===== Information supplied
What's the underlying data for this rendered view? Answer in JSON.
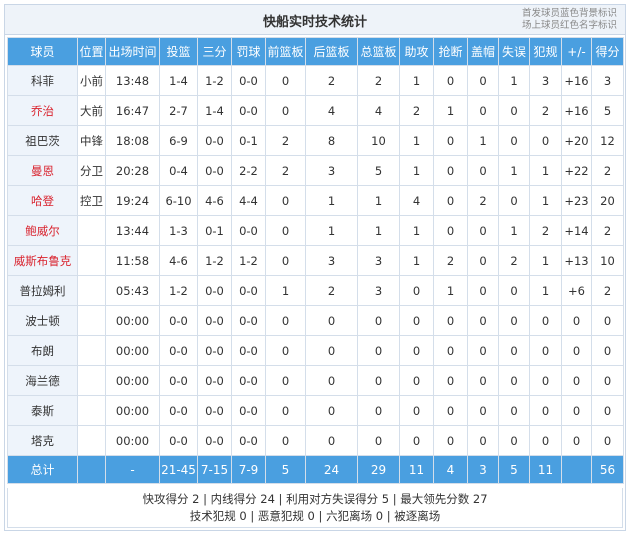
{
  "title": "快船实时技术统计",
  "legend": {
    "line1": "首发球员蓝色背景标识",
    "line2": "场上球员红色名字标识"
  },
  "headers": [
    "球员",
    "位置",
    "出场时间",
    "投篮",
    "三分",
    "罚球",
    "前篮板",
    "后篮板",
    "总篮板",
    "助攻",
    "抢断",
    "盖帽",
    "失误",
    "犯规",
    "+/-",
    "得分"
  ],
  "players": [
    {
      "name": "科菲",
      "on_court": false,
      "cells": [
        "小前",
        "13:48",
        "1-4",
        "1-2",
        "0-0",
        "0",
        "2",
        "2",
        "1",
        "0",
        "0",
        "1",
        "3",
        "+16",
        "3"
      ]
    },
    {
      "name": "乔治",
      "on_court": true,
      "cells": [
        "大前",
        "16:47",
        "2-7",
        "1-4",
        "0-0",
        "0",
        "4",
        "4",
        "2",
        "1",
        "0",
        "0",
        "2",
        "+16",
        "5"
      ]
    },
    {
      "name": "祖巴茨",
      "on_court": false,
      "cells": [
        "中锋",
        "18:08",
        "6-9",
        "0-0",
        "0-1",
        "2",
        "8",
        "10",
        "1",
        "0",
        "1",
        "0",
        "0",
        "+20",
        "12"
      ]
    },
    {
      "name": "曼恩",
      "on_court": true,
      "cells": [
        "分卫",
        "20:28",
        "0-4",
        "0-0",
        "2-2",
        "2",
        "3",
        "5",
        "1",
        "0",
        "0",
        "1",
        "1",
        "+22",
        "2"
      ]
    },
    {
      "name": "哈登",
      "on_court": true,
      "cells": [
        "控卫",
        "19:24",
        "6-10",
        "4-6",
        "4-4",
        "0",
        "1",
        "1",
        "4",
        "0",
        "2",
        "0",
        "1",
        "+23",
        "20"
      ]
    },
    {
      "name": "鲍威尔",
      "on_court": true,
      "cells": [
        "",
        "13:44",
        "1-3",
        "0-1",
        "0-0",
        "0",
        "1",
        "1",
        "1",
        "0",
        "0",
        "1",
        "2",
        "+14",
        "2"
      ]
    },
    {
      "name": "威斯布鲁克",
      "on_court": true,
      "cells": [
        "",
        "11:58",
        "4-6",
        "1-2",
        "1-2",
        "0",
        "3",
        "3",
        "1",
        "2",
        "0",
        "2",
        "1",
        "+13",
        "10"
      ]
    },
    {
      "name": "普拉姆利",
      "on_court": false,
      "cells": [
        "",
        "05:43",
        "1-2",
        "0-0",
        "0-0",
        "1",
        "2",
        "3",
        "0",
        "1",
        "0",
        "0",
        "1",
        "+6",
        "2"
      ]
    },
    {
      "name": "波士顿",
      "on_court": false,
      "cells": [
        "",
        "00:00",
        "0-0",
        "0-0",
        "0-0",
        "0",
        "0",
        "0",
        "0",
        "0",
        "0",
        "0",
        "0",
        "0",
        "0"
      ]
    },
    {
      "name": "布朗",
      "on_court": false,
      "cells": [
        "",
        "00:00",
        "0-0",
        "0-0",
        "0-0",
        "0",
        "0",
        "0",
        "0",
        "0",
        "0",
        "0",
        "0",
        "0",
        "0"
      ]
    },
    {
      "name": "海兰德",
      "on_court": false,
      "cells": [
        "",
        "00:00",
        "0-0",
        "0-0",
        "0-0",
        "0",
        "0",
        "0",
        "0",
        "0",
        "0",
        "0",
        "0",
        "0",
        "0"
      ]
    },
    {
      "name": "泰斯",
      "on_court": false,
      "cells": [
        "",
        "00:00",
        "0-0",
        "0-0",
        "0-0",
        "0",
        "0",
        "0",
        "0",
        "0",
        "0",
        "0",
        "0",
        "0",
        "0"
      ]
    },
    {
      "name": "塔克",
      "on_court": false,
      "cells": [
        "",
        "00:00",
        "0-0",
        "0-0",
        "0-0",
        "0",
        "0",
        "0",
        "0",
        "0",
        "0",
        "0",
        "0",
        "0",
        "0"
      ]
    }
  ],
  "totals": {
    "label": "总计",
    "cells": [
      "",
      "-",
      "21-45",
      "7-15",
      "7-9",
      "5",
      "24",
      "29",
      "11",
      "4",
      "3",
      "5",
      "11",
      "",
      "56"
    ]
  },
  "summary": {
    "line1": "快攻得分 2 | 内线得分 24 | 利用对方失误得分 5 | 最大领先分数 27",
    "line2": "技术犯规 0 | 恶意犯规 0 | 六犯离场 0 | 被逐离场"
  },
  "colors": {
    "header_bg": "#4a9fe0",
    "starter_bg": "#eef4fb",
    "on_court_name": "#d9232e"
  }
}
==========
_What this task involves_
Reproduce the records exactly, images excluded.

_Answer to the exercise_
What's the underlying data for this rendered view? Answer in JSON.
{
  "title": "快船实时技术统计",
  "legend": {
    "line1": "首发球员蓝色背景标识",
    "line2": "场上球员红色名字标识"
  },
  "headers": [
    "球员",
    "位置",
    "出场时间",
    "投篮",
    "三分",
    "罚球",
    "前篮板",
    "后篮板",
    "总篮板",
    "助攻",
    "抢断",
    "盖帽",
    "失误",
    "犯规",
    "+/-",
    "得分"
  ],
  "players": [
    {
      "name": "科菲",
      "on_court": false,
      "cells": [
        "小前",
        "13:48",
        "1-4",
        "1-2",
        "0-0",
        "0",
        "2",
        "2",
        "1",
        "0",
        "0",
        "1",
        "3",
        "+16",
        "3"
      ]
    },
    {
      "name": "乔治",
      "on_court": true,
      "cells": [
        "大前",
        "16:47",
        "2-7",
        "1-4",
        "0-0",
        "0",
        "4",
        "4",
        "2",
        "1",
        "0",
        "0",
        "2",
        "+16",
        "5"
      ]
    },
    {
      "name": "祖巴茨",
      "on_court": false,
      "cells": [
        "中锋",
        "18:08",
        "6-9",
        "0-0",
        "0-1",
        "2",
        "8",
        "10",
        "1",
        "0",
        "1",
        "0",
        "0",
        "+20",
        "12"
      ]
    },
    {
      "name": "曼恩",
      "on_court": true,
      "cells": [
        "分卫",
        "20:28",
        "0-4",
        "0-0",
        "2-2",
        "2",
        "3",
        "5",
        "1",
        "0",
        "0",
        "1",
        "1",
        "+22",
        "2"
      ]
    },
    {
      "name": "哈登",
      "on_court": true,
      "cells": [
        "控卫",
        "19:24",
        "6-10",
        "4-6",
        "4-4",
        "0",
        "1",
        "1",
        "4",
        "0",
        "2",
        "0",
        "1",
        "+23",
        "20"
      ]
    },
    {
      "name": "鲍威尔",
      "on_court": true,
      "cells": [
        "",
        "13:44",
        "1-3",
        "0-1",
        "0-0",
        "0",
        "1",
        "1",
        "1",
        "0",
        "0",
        "1",
        "2",
        "+14",
        "2"
      ]
    },
    {
      "name": "威斯布鲁克",
      "on_court": true,
      "cells": [
        "",
        "11:58",
        "4-6",
        "1-2",
        "1-2",
        "0",
        "3",
        "3",
        "1",
        "2",
        "0",
        "2",
        "1",
        "+13",
        "10"
      ]
    },
    {
      "name": "普拉姆利",
      "on_court": false,
      "cells": [
        "",
        "05:43",
        "1-2",
        "0-0",
        "0-0",
        "1",
        "2",
        "3",
        "0",
        "1",
        "0",
        "0",
        "1",
        "+6",
        "2"
      ]
    },
    {
      "name": "波士顿",
      "on_court": false,
      "cells": [
        "",
        "00:00",
        "0-0",
        "0-0",
        "0-0",
        "0",
        "0",
        "0",
        "0",
        "0",
        "0",
        "0",
        "0",
        "0",
        "0"
      ]
    },
    {
      "name": "布朗",
      "on_court": false,
      "cells": [
        "",
        "00:00",
        "0-0",
        "0-0",
        "0-0",
        "0",
        "0",
        "0",
        "0",
        "0",
        "0",
        "0",
        "0",
        "0",
        "0"
      ]
    },
    {
      "name": "海兰德",
      "on_court": false,
      "cells": [
        "",
        "00:00",
        "0-0",
        "0-0",
        "0-0",
        "0",
        "0",
        "0",
        "0",
        "0",
        "0",
        "0",
        "0",
        "0",
        "0"
      ]
    },
    {
      "name": "泰斯",
      "on_court": false,
      "cells": [
        "",
        "00:00",
        "0-0",
        "0-0",
        "0-0",
        "0",
        "0",
        "0",
        "0",
        "0",
        "0",
        "0",
        "0",
        "0",
        "0"
      ]
    },
    {
      "name": "塔克",
      "on_court": false,
      "cells": [
        "",
        "00:00",
        "0-0",
        "0-0",
        "0-0",
        "0",
        "0",
        "0",
        "0",
        "0",
        "0",
        "0",
        "0",
        "0",
        "0"
      ]
    }
  ],
  "totals": {
    "label": "总计",
    "cells": [
      "",
      "-",
      "21-45",
      "7-15",
      "7-9",
      "5",
      "24",
      "29",
      "11",
      "4",
      "3",
      "5",
      "11",
      "",
      "56"
    ]
  },
  "summary": {
    "line1": "快攻得分 2 | 内线得分 24 | 利用对方失误得分 5 | 最大领先分数 27",
    "line2": "技术犯规 0 | 恶意犯规 0 | 六犯离场 0 | 被逐离场"
  },
  "colors": {
    "header_bg": "#4a9fe0",
    "starter_bg": "#eef4fb",
    "on_court_name": "#d9232e"
  }
}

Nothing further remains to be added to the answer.